Correcting Behavior: Is Less More?
It’s so simple! 1-2-3. I know, it sounds crazy. How could counting possibly work better than explaining to your kids what you want them to do?
As a side note, this is not a sponsored post. We found this helpful book as parents and want to share our personal insight as well.
I believe part of the reason this method works is because it eliminates the chance to argue or debate the answer. It’s a clear way to set a boundary without fuss. And kids thrive when the boundaries are straightforward.
So when my son started bugging me about the snack, and I already said no, I started counting, “1.”
It takes a little time for your child to understand what’s happening, but eventually, with practice, they get it.
Since implementing the strategies from this book, we’ve had so much less arguing!
When we use the 1-2-3 method, I’ve found our house is calmer, there is more joy, and our kids know what to expect when it comes to correction.

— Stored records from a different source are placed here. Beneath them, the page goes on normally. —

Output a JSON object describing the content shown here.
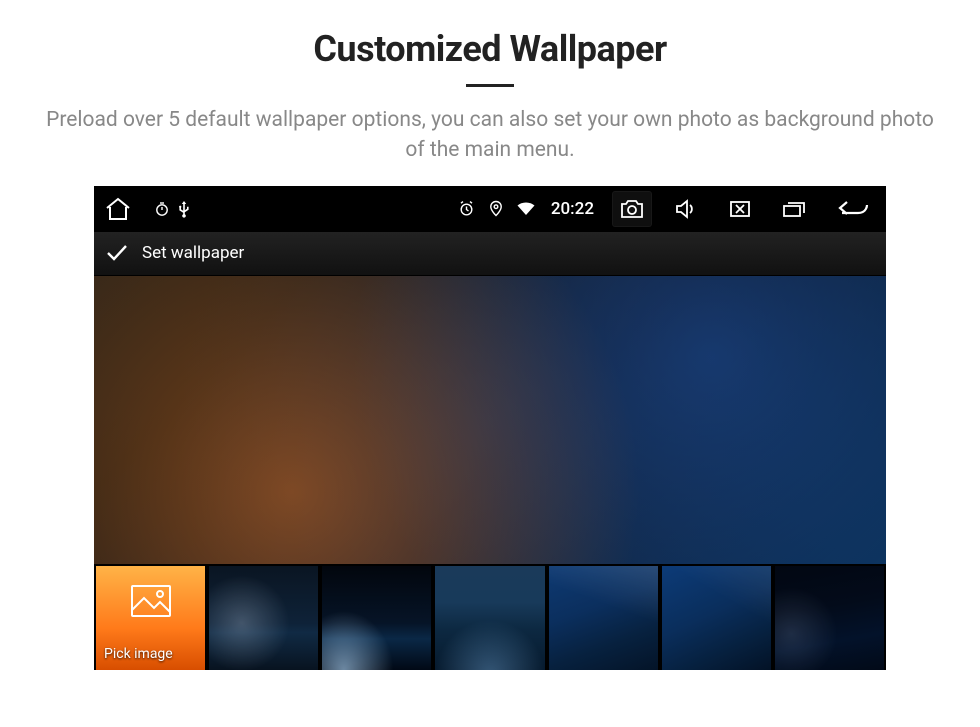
{
  "page": {
    "title": "Customized Wallpaper",
    "subtitle": "Preload over 5 default wallpaper options, you can also set your own photo as background photo of the main menu."
  },
  "statusbar": {
    "time": "20:22"
  },
  "header": {
    "title": "Set wallpaper"
  },
  "thumbs": {
    "pick_label": "Pick image"
  }
}
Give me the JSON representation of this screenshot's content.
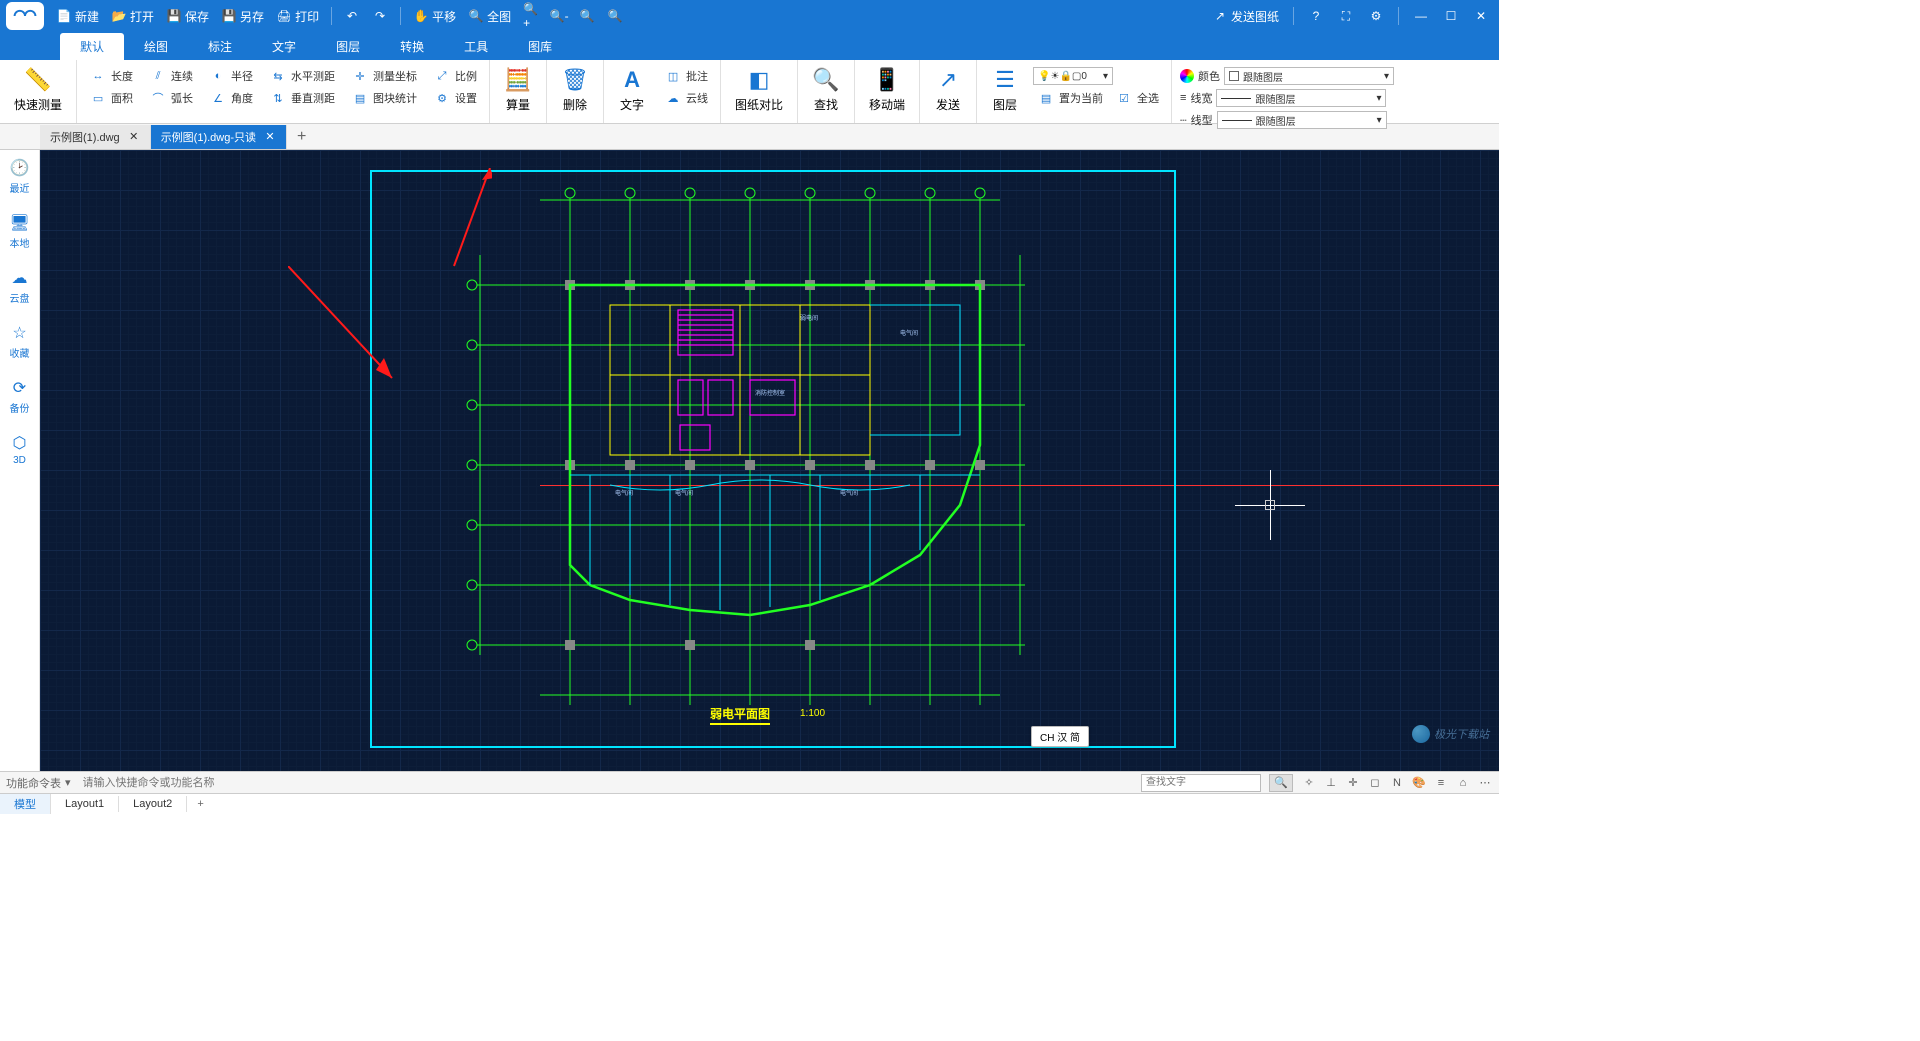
{
  "titlebar": {
    "qat": {
      "new": "新建",
      "open": "打开",
      "save": "保存",
      "saveas": "另存",
      "print": "打印",
      "pan": "平移",
      "fit": "全图"
    },
    "send": "发送图纸"
  },
  "ribbon": {
    "tabs": [
      "默认",
      "绘图",
      "标注",
      "文字",
      "图层",
      "转换",
      "工具",
      "图库"
    ],
    "quick_measure": "快速测量",
    "measure": {
      "length": "长度",
      "continuous": "连续",
      "radius": "半径",
      "hdist": "水平测距",
      "area": "面积",
      "arc": "弧长",
      "angle": "角度",
      "vdist": "垂直测距",
      "coord": "测量坐标",
      "scale": "比例",
      "block_stats": "图块统计",
      "settings": "设置"
    },
    "calc": "算量",
    "delete": "删除",
    "text": "文字",
    "cloud": "云线",
    "annotate": "批注",
    "compare": "图纸对比",
    "find": "查找",
    "mobile": "移动端",
    "send": "发送",
    "layer": "图层",
    "set_current": "置为当前",
    "select_all": "全选",
    "props": {
      "color_label": "颜色",
      "color_value": "跟随图层",
      "lw_label": "线宽",
      "lw_value": "跟随图层",
      "lt_label": "线型",
      "lt_value": "跟随图层"
    },
    "layer_combo": "0"
  },
  "file_tabs": [
    {
      "label": "示例图(1).dwg",
      "active": false
    },
    {
      "label": "示例图(1).dwg-只读",
      "active": true
    }
  ],
  "sidebar": [
    {
      "label": "最近",
      "icon": "clock"
    },
    {
      "label": "本地",
      "icon": "monitor"
    },
    {
      "label": "云盘",
      "icon": "cloud"
    },
    {
      "label": "收藏",
      "icon": "star"
    },
    {
      "label": "备份",
      "icon": "backup"
    },
    {
      "label": "3D",
      "icon": "cube"
    }
  ],
  "drawing": {
    "title": "弱电平面图",
    "scale": "1:100"
  },
  "cmdbar": {
    "label": "功能命令表",
    "placeholder": "请输入快捷命令或功能名称",
    "search_placeholder": "查找文字",
    "ime": "CH 汉 简"
  },
  "layout_tabs": [
    "模型",
    "Layout1",
    "Layout2"
  ],
  "watermark": "极光下载站"
}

I still find moments to teach our kids social emotional skills using my words, but in the heat of the moment, I’ve noticed using fewer words is best for our family.
Test it out, and see what happens when you use fewer words in the heat of the moment. I also highly recommend reading 1-2-3 Magic. There is no arguing, yelling, or spanking involved.
Lastly, I want to encourage you. Parenting isn’t easy, and there is always something we could be doing better. But I like to think of it as a journey. We won’t be perfect parents, and that’s okay. Perfection isn’t required. It is valuable to stay teachable and learn along the way, making the best of each moment.